I called her upon receiving the tragic news. It turns out I didn't even need to call at all: Fosua was fine and dandy. How could a teenage girl who had just lost her brother, her father and her home in one night, be so sober and so calm? Yes, both men died from different causes; however, the conundrum lied in the timings of their deaths - both at the eleventh hour. Fosua's father was a heavy drinker who had lost his driver's licence due to the numerous, drunk-driving violations he had accumulated over the past 7 years. No, he was not abusive of any sorts: he was just plain annoying. Fosua and her now-deceased brother, Mikki, along with their mother, took turns to clean the vomit of their father's inebriating, on a weekly basis. Mikki had to become the supporting driver of the family at the age of 17. And like every 17-year old, his father's car became his medium for mischief.
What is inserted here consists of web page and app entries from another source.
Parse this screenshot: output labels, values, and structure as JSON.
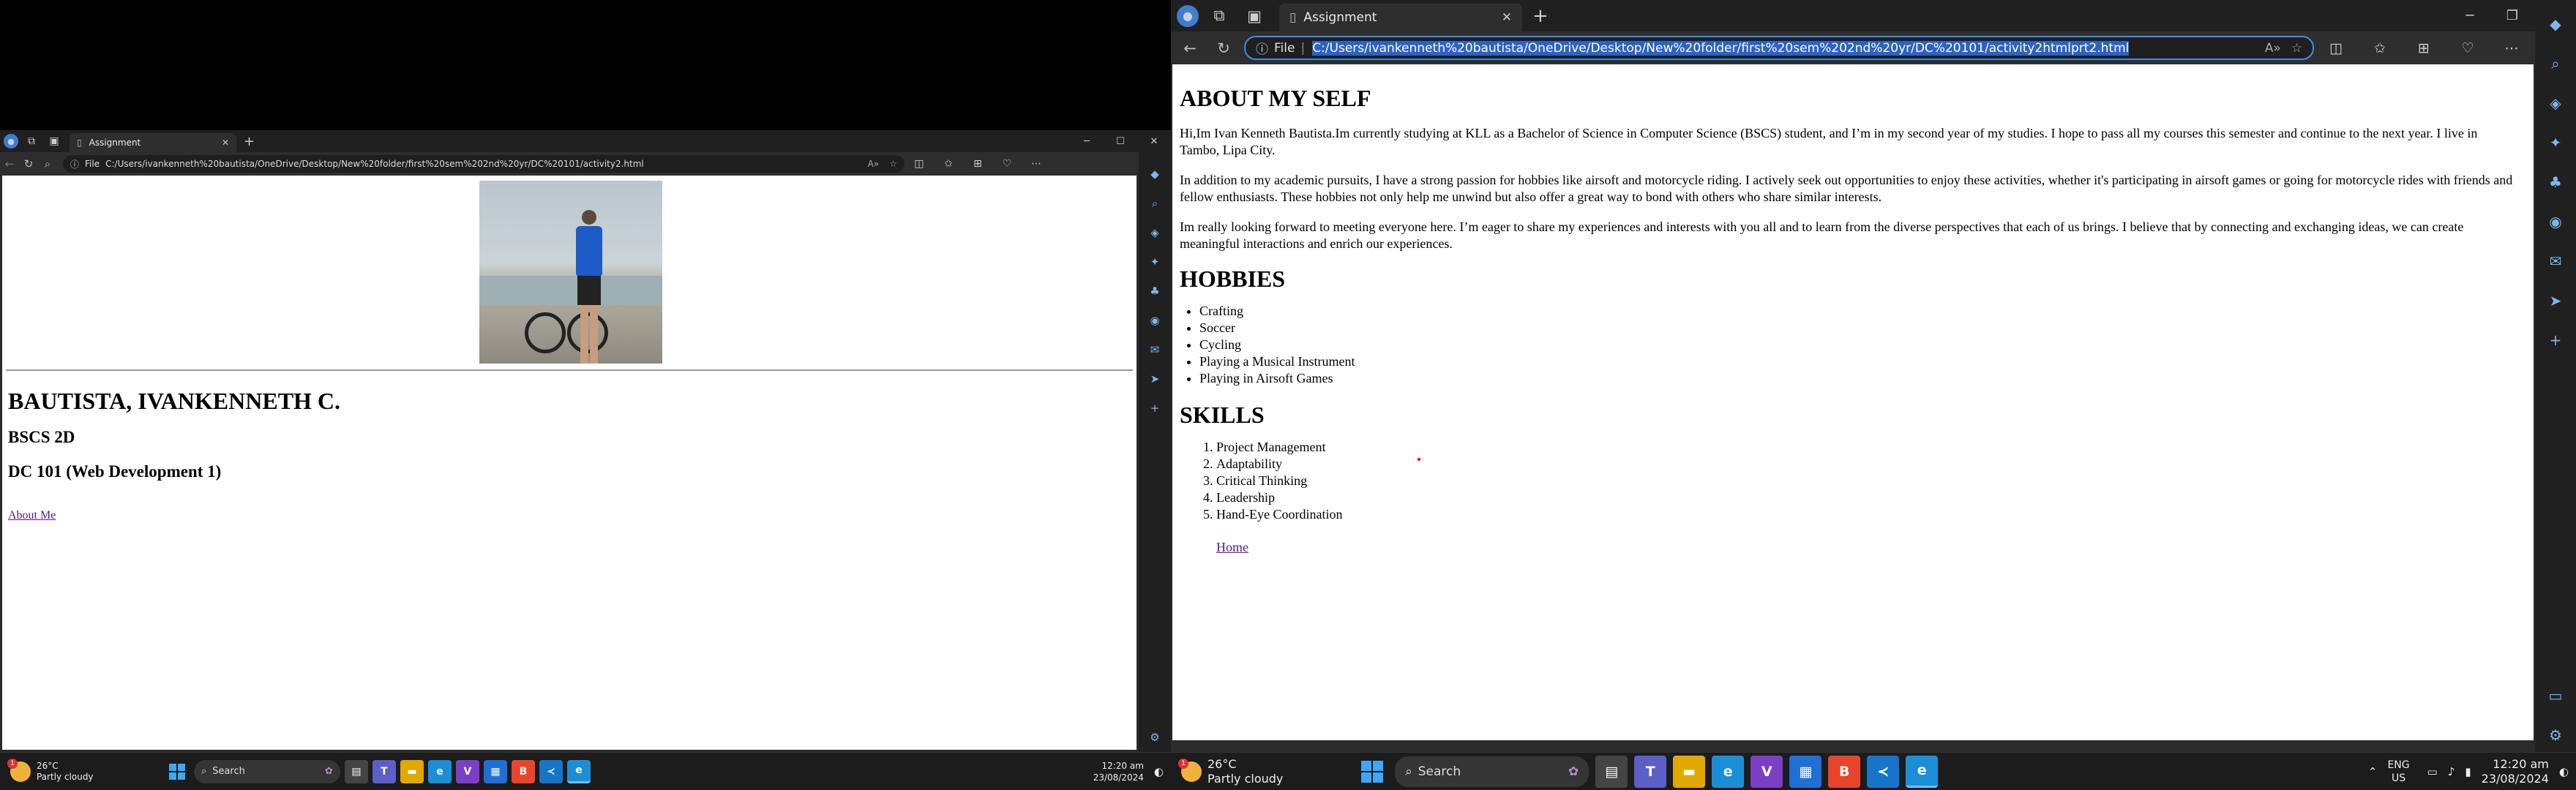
{
  "left_window": {
    "tab_title": "Assignment",
    "url": "C:/Users/ivankenneth%20bautista/OneDrive/Desktop/New%20folder/first%20sem%202nd%20yr/DC%20101/activity2.html",
    "url_prefix": "File",
    "page": {
      "name": "BAUTISTA, IVANKENNETH C.",
      "section": "BSCS 2D",
      "course": "DC 101 (Web Development 1)",
      "link": "About Me"
    }
  },
  "right_window": {
    "tab_title": "Assignment",
    "url": "C:/Users/ivankenneth%20bautista/OneDrive/Desktop/New%20folder/first%20sem%202nd%20yr/DC%20101/activity2htmlprt2.html",
    "url_prefix": "File",
    "page": {
      "about_heading": "ABOUT MY SELF",
      "paragraphs": [
        "Hi,Im Ivan Kenneth Bautista.Im currently studying at KLL as a Bachelor of Science in Computer Science (BSCS) student, and I’m in my second year of my studies. I hope to pass all my courses this semester and continue to the next year. I live in Tambo, Lipa City.",
        "In addition to my academic pursuits, I have a strong passion for hobbies like airsoft and motorcycle riding. I actively seek out opportunities to enjoy these activities, whether it's participating in airsoft games or going for motorcycle rides with friends and fellow enthusiasts. These hobbies not only help me unwind but also offer a great way to bond with others who share similar interests.",
        "Im really looking forward to meeting everyone here. I’m eager to share my experiences and interests with you all and to learn from the diverse perspectives that each of us brings. I believe that by connecting and exchanging ideas, we can create meaningful interactions and enrich our experiences."
      ],
      "hobbies_heading": "HOBBIES",
      "hobbies": [
        "Crafting",
        "Soccer",
        "Cycling",
        "Playing a Musical Instrument",
        "Playing in Airsoft Games"
      ],
      "skills_heading": "SKILLS",
      "skills": [
        "Project Management",
        "Adaptability",
        "Critical Thinking",
        "Leadership",
        "Hand-Eye Coordination"
      ],
      "home_link": "Home"
    }
  },
  "taskbar": {
    "weather_temp": "26°C",
    "weather_desc": "Partly cloudy",
    "weather_badge": "1",
    "search_label": "Search",
    "time": "12:20 am",
    "date": "23/08/2024",
    "lang_1": "ENG",
    "lang_2": "US"
  },
  "colors": {
    "accent": "#3e8ee8",
    "visited_link": "#551a8b",
    "url_selection": "#2d62c4"
  }
}
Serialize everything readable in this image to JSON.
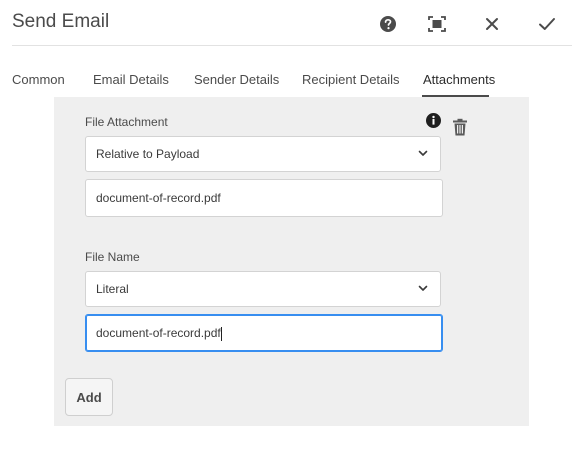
{
  "dialog": {
    "title": "Send Email",
    "actions": {
      "help_icon": "help-icon",
      "fullscreen_icon": "fullscreen-icon",
      "close_icon": "close-icon",
      "confirm_icon": "checkmark-icon"
    }
  },
  "tabs": [
    {
      "label": "Common",
      "active": false
    },
    {
      "label": "Email Details",
      "active": false
    },
    {
      "label": "Sender Details",
      "active": false
    },
    {
      "label": "Recipient Details",
      "active": false
    },
    {
      "label": "Attachments",
      "active": true
    }
  ],
  "attachment": {
    "file_attachment_label": "File Attachment",
    "file_attachment_mode": "Relative to Payload",
    "file_attachment_value": "document-of-record.pdf",
    "file_name_label": "File Name",
    "file_name_mode": "Literal",
    "file_name_value": "document-of-record.pdf",
    "info_icon": "info-icon",
    "delete_icon": "trash-icon"
  },
  "add_button": "Add",
  "colors": {
    "panel_bg": "#efefef",
    "focus_border": "#378ef0",
    "text": "#4b4b4b"
  }
}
This attitude of abusing his privileges to his father's car turned Mikki's relationship with his parents very sour. On the night of their deaths, Mikki and his once again intoxicated father engaged in a verbal and physical fight which triggered a heart attack in the latter. Fosua and her mother rushed the dying man to the hospital after Mikki had driven away in heated anger. At 11 o'clock on the dot, in the hospital, Fosua watched her mother cry inconsolably as the paramedics broke the news of her father's time of death. She watched again, as her mother fainted from shock when she received a phone call from the police that their house had been completely burnt to the ground - with Mikki asleep in it. Apparently, his notorious speeding caused the heated tyres of his father's car to catch fire from some pieces of foam lying aimlessly in the garage. I asked Fosua why she seemed so calm; her response was, "Who are you?". Fosua had immediately contracted dissociative amnesia owing to the trauma of the recent events. And suddenly, I knew that my words of comfort and condolences were fallen on deaf ears. I was speaking to someone who had forgotten to remember who she was.

So, what's the moral of the story?


    As a human, you're naturally born with dissociative amnesia in your soul. You are born into the world to forget. To forget who you are, where you came from, why you are where you are, what you can, must and shouldn't do and where you are going. Unfortunately, the world does nothing to help alleviate this condition that is stealthily stealing your life; but rather, it aggravates your dire situation. The world proposes all manner of 'advancement' and 'progress' as the solutions to your soulic-al plight. The world says, "You'll find healing in the future we give you." But the truth is that, the only way to heal dissociative amnesia is to trigger the lost memories of the patient by repeatedly exposing him or her to the truth about their past. There is no alternative to this. As a result, it is imperative for all humanity to seek absolute Truth. For it is in it that we remember the true source of our pains and problems: it is in remembering the absolute, that we find healing for the amnesia of the soul.